How Much Money Do Dental Hygienists Make?

A dental hygienist is in charge of ensuring each dental patient has a clean, healthy mouth, per The Balance Careers. In fact, if you are going to the dentist for a routine cleaning, you are likely spending the majority of your appointment with a dental hygienist, only seeing a dentist to ensure everything is okay. Each state is different in regards to the role of a hygienist, but overall, they are tasked with providing a thorough cleaning of the mouth, removing stains and buildup on the teeth, taking x-rays when needed, providing fluoride or adding sealants, and may even deliver local anesthesia for patients undergoing a dental procedure.

One of the most important roles of a dental hygienist, though, is educating patients on proper oral health so they can avoid having to see their dentist, per Regis College. Hygienists and dentists work as a team, where the hygienist is tasked with communicating directly with the patient and passing on important information to the dentist. And while a dental hygienist may not make as much money as a dentist, they can still expect to be paid fairly well.

Dental hygienists make a good yearly salary

According to the U.S. News & World Report, a dentist can expect to make around $158,000, while those in certain states can even see salaries in the $200,000 range. But becoming a dentist requires a lot of time — also according to the U.S. News & World Report, dental school takes about four years to complete. So if you are interested in dentistry, but don't want to spend the next few years in school, becoming a dental hygienist is a great option.
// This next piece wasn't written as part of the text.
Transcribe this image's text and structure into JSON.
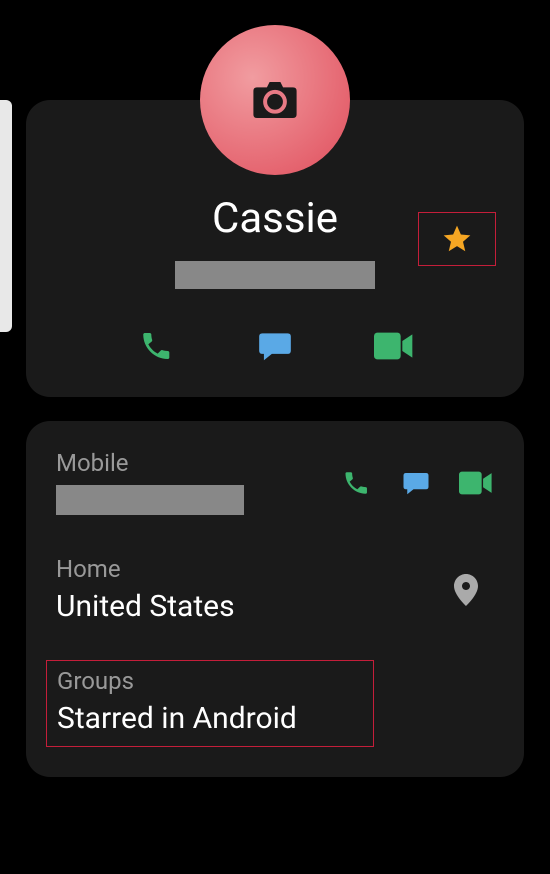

According to The Balance Careers, the median salary for a dental hygienist is about $74,070, but depending on where you live and your skill level, you can make a lot more than the average. Dental hygienists who live in Alaska make six figures, with the mean salary coming in at $107,190, per Forbes. Other high-paying states include California, Washington, Maryland, and New Mexico. And a good salary isn't the only perk of this career. The U.S. News & World Report noted that the job outlook for dental hygienists is also great. Between 2020 and 2030, there should be an 11% increase in dental hygiene positions, which accounts for over 23,000 additional jobs.

How to become a dental hygienist

While you won't need to attend dental school for four years, you still need proper education and training to successfully become a dental hygienist. According to Regis College, you need, at minimum, an associate's degree to become a dental hygienist, but those who earn a bachelor's degree or higher may have more opportunities for higher-paying jobs. Once your degree is secured, you will need to get licensed in your state, per The Balance Careers. This license requires a written and clinical exam, both of which you will need to pass in order to get hired as a hygienist.

In addition to education, a dental hygienist also needs to possess certain personal skills. It's not uncommon for people to be scared of dental procedures, so having compassion is extremely important in this career. You will be working with people all day long, so having the ability to calm and reassure others is also vital. Since you will likely be working long hours, stamina is a bonus, and attention to detail is necessary as well.